This is a very sweet, romantic novel that feels like a fairy tale adaptation even though it doesn't follow any particular fairy tale. It's researched out the wazoo as far as music--and opera in particular--in the city of Vienna is concerned, and has great characters and great writing. Ibbotson's writing style is fantastic; this isn't the short, straight-forward tone of voice that one might expect from someone like Ernest Hemingway, for instance. It's very lyrical and full of references to art and music that's perfect for this type of story. Take this sentence, for example: "...eyes the color of a Stradivarius, eyes which might have been put in by the thumb of Titian himself when he grew too old for detail and was concerned only with the extreme condition of the human soul." Don't you know exactly what Tessa's eyes look like now?
I also loved the characters in this book, particularly Guy. Creating an alpha hero who is also believably kind and an incurable romantic is quite the challenge, but Ibbotson pulls it off perfectly, mainly by showing and not telling. Guy's actions, even without an explanation for them from the author, demonstrate perfectly what he's thinking and feeling.
As for the heroine, Tessa, she's a very interesting character. I wouldn't say she's too stupid to live, but it's hard to connect with her because she seems to have no sense of self-preservation. I understand she's supposed to be innocent and pure--not necessarily sexually pure (though she is that), but pure of any vanity or avarice--and that this is part of her appeal. However, for me Ibbotson went a little too far with it and as a result Tessa is not a believable character. I'm not sure I would ever trust her to take care of herself, which soured the conclusion of the book for me. I also thought Nerine, Guy's fiance, was a bit cartoonish. If Vernon and Petunia Dursley had a daughter, she'd be Nerine in a handbasket.
As I mentioned before, the romance between Guy and Tessa is very sweet, but the more interesting aspect of the book for me was the portrait Ibbotson captured of Vienna in the early 1920s. As a piece of historical fiction, this book is really evokes a romanticized vision of the place and time, sort of like the movie Anastasia. It feels exotic and fresh because it's so unusual in YA fiction. Plus there are fun names, like Pfaffenstein and Spittau! You can't beat that.
My point being, if you're a fan of romantic stories like this, I highly recommend this novel. I wasn't blown away by it, but I did enjoy it and am more than willing to try more of Ibbotson's writing--which is the best thing about this book--in the future.

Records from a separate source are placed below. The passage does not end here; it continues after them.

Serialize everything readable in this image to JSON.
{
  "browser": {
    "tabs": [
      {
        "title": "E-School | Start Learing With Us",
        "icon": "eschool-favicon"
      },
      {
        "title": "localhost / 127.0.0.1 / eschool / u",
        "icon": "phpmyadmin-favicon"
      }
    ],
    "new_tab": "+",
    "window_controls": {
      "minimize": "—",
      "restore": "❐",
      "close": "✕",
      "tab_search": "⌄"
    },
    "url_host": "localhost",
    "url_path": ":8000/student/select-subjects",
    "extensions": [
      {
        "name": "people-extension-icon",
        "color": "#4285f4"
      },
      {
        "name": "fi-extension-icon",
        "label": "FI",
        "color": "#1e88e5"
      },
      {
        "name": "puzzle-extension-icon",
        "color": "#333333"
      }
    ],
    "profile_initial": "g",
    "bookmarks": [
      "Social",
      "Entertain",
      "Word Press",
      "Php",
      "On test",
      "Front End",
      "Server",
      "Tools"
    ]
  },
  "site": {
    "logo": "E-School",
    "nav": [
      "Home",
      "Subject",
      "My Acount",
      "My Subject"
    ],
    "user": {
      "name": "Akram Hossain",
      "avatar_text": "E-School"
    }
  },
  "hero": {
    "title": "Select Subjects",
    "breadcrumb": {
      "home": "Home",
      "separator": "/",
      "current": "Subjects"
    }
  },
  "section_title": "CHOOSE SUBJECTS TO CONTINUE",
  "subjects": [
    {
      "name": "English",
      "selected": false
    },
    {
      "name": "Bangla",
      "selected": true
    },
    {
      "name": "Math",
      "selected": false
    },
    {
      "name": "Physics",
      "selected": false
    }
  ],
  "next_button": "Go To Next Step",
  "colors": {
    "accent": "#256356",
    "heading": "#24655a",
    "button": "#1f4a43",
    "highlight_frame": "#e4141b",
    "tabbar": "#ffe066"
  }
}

Musical notes: Alicia Keys' "Empire State of Mind" reminded me of Tessa's excitement over living in Vienna.
This work by Tasha B. at Truth Beauty Freedom and Books is licensed under a Creative Commons Attribution-NonCommercial-ShareAlike 3.0 Unported License.